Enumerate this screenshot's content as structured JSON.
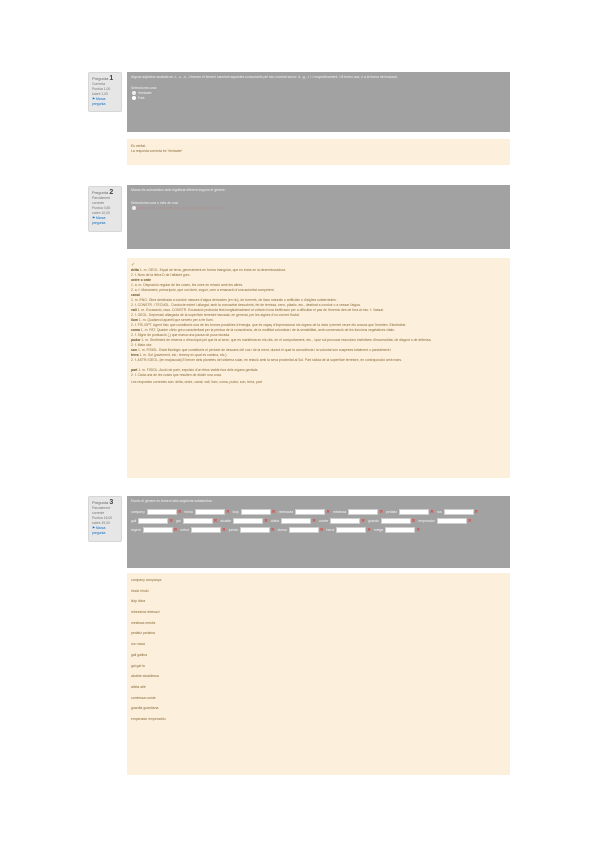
{
  "q1": {
    "info": {
      "label": "Pregunta",
      "number": "1",
      "status": "Correcta",
      "score": "Puntúa 1,00 sobre 1,00",
      "flag": "Marca pregunta"
    },
    "text": "Alguns adjectius acabats en -t, -c, -n, -l formen el femení canviant aquestes consonants pel seu correlat sonor: d, -g, -r i -l respectivament. Ull tenen una, o a la forma del masculí.",
    "prompt": "Seleccioneu una:",
    "options": [
      "Verdader",
      "Fals"
    ],
    "feedback": [
      "Es veritat.",
      "La resposta correcta és 'Verdader'"
    ]
  },
  "q2": {
    "info": {
      "label": "Pregunta",
      "number": "2",
      "status": "Parcialment correcte",
      "score": "Puntúa 0,80 sobre 10,00",
      "flag": "Marca pregunta"
    },
    "text": "Marca els substantius amb significat diferent segons el gènere:",
    "prompt": "Seleccioneu una o més de una:",
    "selected_link": "delta, ordre, canal, vall, llum, coma, pudor, son, terra, part",
    "feedback_mark": "✓",
    "definitions": [
      {
        "term": "delta",
        "text": " 1. m. GEOL. Espai de terra, generalment en forma triangular, que es troba en la desembocadura."
      },
      {
        "term": "",
        "text": "2. f. Nom de la lletra D de l'alfabet grec."
      },
      {
        "term": "ordre o orde",
        "text": ""
      },
      {
        "term": "",
        "text": "1. a. m. Disposició regular de les coses, les unes en relació amb les altres."
      },
      {
        "term": "",
        "text": "2. a. f. Manament, prescripció, que cal obeir, seguir, com a emanació d'una autoritat competent."
      },
      {
        "term": "canal",
        "text": ""
      },
      {
        "term": "",
        "text": "1. m. ENG. Obra destinada a conduir masses d'aigua derivades (en riu), de torrents, de llacs naturals o artificials o d'aigües subterrànies."
      },
      {
        "term": "",
        "text": "2. f. CONSTR. i TECNOL. Conducte estret i allargat, amb la concavitat descobrint, fet de terrissa, zenc, plàstic, etc., destinat a conduir o a vessar l'aigua."
      },
      {
        "term": "vall",
        "text": " 1. m. Excavació, rasa. CONSTR. Excavació profunda feta longitudinalment al voltant d'una fortificació per a dificultar el pas de l'enemic des de fora al mur. f. Vassal."
      },
      {
        "term": "",
        "text": "2. f. GEOL. Depressió allargada de la superfície terrestre tancada, en general, per les aigües d'un corrent fluvial."
      },
      {
        "term": "llum",
        "text": " 1. m. Qualsevol aparell que serveix per a fer llum."
      },
      {
        "term": "",
        "text": "2. f. FÍS./OPT. Agent físic que constitueix una de les formes possibles d'energia, que és capaç d'impressionar els òrgans de la vista i permet veure els cossos que l'emeten. Electricitat."
      },
      {
        "term": "coma",
        "text": " 1. m. PAT. Quadre clínic greu caracteritzat per la pèrdua de la consciència, de la motilitat voluntària i de la sensibilitat, amb conservació de les funcions vegetatives vitals."
      },
      {
        "term": "",
        "text": "2. f. Signe de puntuació (,) que marca una pausa de poca durada."
      },
      {
        "term": "pudor",
        "text": " 1. m. Sentiment de reserva o d'escrúpol pel que fa al sexe, que es manifesta en els ulls, en el comportament, etc., i que sol provocar reaccions instintives d'incomoditat, de disgust o de defensa."
      },
      {
        "term": "",
        "text": "2. f. Mala olor."
      },
      {
        "term": "son",
        "text": " 1. m. FISIOL. Estat fisiològic que constitueix el període de descans del cos i de la ment, durant el qual la consciència i la voluntat són suspeses totalment o parcialment i"
      },
      {
        "term": "terra",
        "text": " 1. m. Sol (pavement, etc.; terreny en qual es camina, etc.)"
      },
      {
        "term": "",
        "text": "2. f. ASTR./GEOL. [en majúscula] El tercer dels planetes del sistema solar, en relació amb la seva proximitat al Sol. Part sòlida de la superfície terrestre, en contraposició amb mars."
      },
      {
        "term": "",
        "text": ""
      },
      {
        "term": "part",
        "text": " 1. m. FISIOL. Acció de parir, expulsió d'un fetus viable fora dels òrgans genitals."
      },
      {
        "term": "",
        "text": "2. f. Cada una de les coses que resulten de dividir una cosa."
      }
    ],
    "correct_answer": "Les respostes correctes són: delta, ordre, canal, vall, llum, coma, pudor, son, terra, part"
  },
  "q3": {
    "info": {
      "label": "Pregunta",
      "number": "3",
      "status": "Parcialment correcte",
      "score": "Puntúa 16,00 sobre 19,00",
      "flag": "Marca pregunta"
    },
    "text": "Escriu el gènere en femení dels següents substantius:",
    "gaps": [
      "company",
      "hindú",
      "lluip",
      "rebesàvia",
      "mestissa",
      "pedaitz",
      "rus",
      "gall",
      "gal",
      "alcalde",
      "atleta",
      "comte",
      "guarda",
      "emperador",
      "regent",
      "nebot",
      "jurista",
      "duesa",
      "heroi",
      "metge"
    ],
    "answers": [
      "company companya",
      "hindú hindú",
      "lluip lloba",
      "rebesàvia rebesavi",
      "mestissa mestís",
      "pedaitz pedaina",
      "rus russa",
      "gall gallina",
      "gal gal·la",
      "alcalde alcaldessa",
      "atleta atlè",
      "comtessa comte",
      "guardià guardiana",
      "emperador emperadriu"
    ]
  }
}
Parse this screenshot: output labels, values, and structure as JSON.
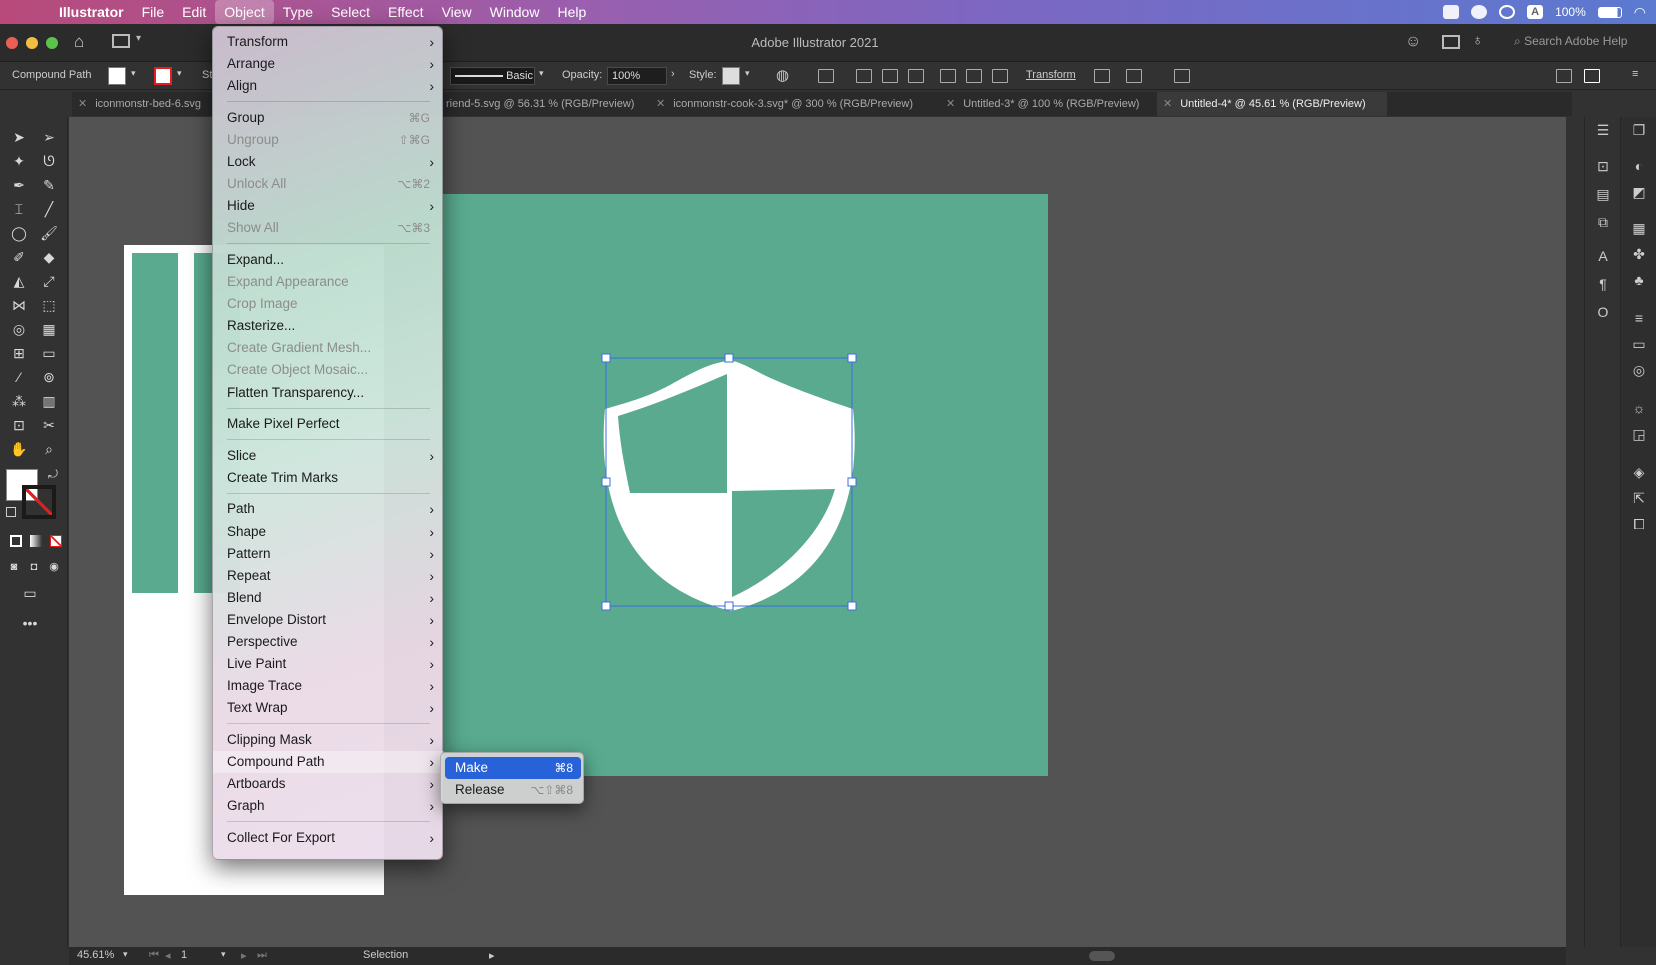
{
  "menubar": {
    "app": "Illustrator",
    "items": [
      "File",
      "Edit",
      "Object",
      "Type",
      "Select",
      "Effect",
      "View",
      "Window",
      "Help"
    ],
    "active": "Object",
    "battery": "100%"
  },
  "titlebar": {
    "title": "Adobe Illustrator 2021",
    "search_placeholder": "Search Adobe Help"
  },
  "control_bar": {
    "selection_type": "Compound Path",
    "stroke_label": "St",
    "brush": "Basic",
    "opacity_label": "Opacity:",
    "opacity_value": "100%",
    "style_label": "Style:",
    "transform_label": "Transform"
  },
  "tabs": [
    {
      "label": "iconmonstr-bed-6.svg",
      "active": false
    },
    {
      "label": "riend-5.svg @ 56.31 % (RGB/Preview)",
      "active": false
    },
    {
      "label": "iconmonstr-cook-3.svg* @ 300 % (RGB/Preview)",
      "active": false
    },
    {
      "label": "Untitled-3* @ 100 % (RGB/Preview)",
      "active": false
    },
    {
      "label": "Untitled-4* @ 45.61 % (RGB/Preview)",
      "active": true
    }
  ],
  "object_menu": [
    {
      "label": "Transform",
      "submenu": true
    },
    {
      "label": "Arrange",
      "submenu": true
    },
    {
      "label": "Align",
      "submenu": true
    },
    {
      "sep": true
    },
    {
      "label": "Group",
      "shortcut": "⌘G"
    },
    {
      "label": "Ungroup",
      "shortcut": "⇧⌘G",
      "disabled": true
    },
    {
      "label": "Lock",
      "submenu": true
    },
    {
      "label": "Unlock All",
      "shortcut": "⌥⌘2",
      "disabled": true
    },
    {
      "label": "Hide",
      "submenu": true
    },
    {
      "label": "Show All",
      "shortcut": "⌥⌘3",
      "disabled": true
    },
    {
      "sep": true
    },
    {
      "label": "Expand..."
    },
    {
      "label": "Expand Appearance",
      "disabled": true
    },
    {
      "label": "Crop Image",
      "disabled": true
    },
    {
      "label": "Rasterize..."
    },
    {
      "label": "Create Gradient Mesh...",
      "disabled": true
    },
    {
      "label": "Create Object Mosaic...",
      "disabled": true
    },
    {
      "label": "Flatten Transparency..."
    },
    {
      "sep": true
    },
    {
      "label": "Make Pixel Perfect"
    },
    {
      "sep": true
    },
    {
      "label": "Slice",
      "submenu": true
    },
    {
      "label": "Create Trim Marks"
    },
    {
      "sep": true
    },
    {
      "label": "Path",
      "submenu": true
    },
    {
      "label": "Shape",
      "submenu": true
    },
    {
      "label": "Pattern",
      "submenu": true
    },
    {
      "label": "Repeat",
      "submenu": true
    },
    {
      "label": "Blend",
      "submenu": true
    },
    {
      "label": "Envelope Distort",
      "submenu": true
    },
    {
      "label": "Perspective",
      "submenu": true
    },
    {
      "label": "Live Paint",
      "submenu": true
    },
    {
      "label": "Image Trace",
      "submenu": true
    },
    {
      "label": "Text Wrap",
      "submenu": true
    },
    {
      "sep": true
    },
    {
      "label": "Clipping Mask",
      "submenu": true
    },
    {
      "label": "Compound Path",
      "submenu": true,
      "highlight": true
    },
    {
      "label": "Artboards",
      "submenu": true
    },
    {
      "label": "Graph",
      "submenu": true
    },
    {
      "sep": true
    },
    {
      "label": "Collect For Export",
      "submenu": true
    }
  ],
  "compound_path_submenu": [
    {
      "label": "Make",
      "shortcut": "⌘8",
      "selected": true
    },
    {
      "label": "Release",
      "shortcut": "⌥⇧⌘8",
      "selected": false
    }
  ],
  "status_bar": {
    "zoom": "45.61%",
    "artboard": "1",
    "tool": "Selection"
  },
  "colors": {
    "artboard_fill": "#59aa8f",
    "selection": "#3b6ee0",
    "menu_highlight": "#2762d8"
  }
}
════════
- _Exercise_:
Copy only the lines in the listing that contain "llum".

- _Result_:
    "selected_link": "delta, ordre, canal, vall, llum, coma, pudor, son, terra, part",
        "term": "llum",
        "text": " 1. m. Qualsevol aparell que serveix per a fer llum."
    "correct_answer": "Les respostes correctes són: delta, ordre, canal, vall, llum, coma, pudor, son, terra, part"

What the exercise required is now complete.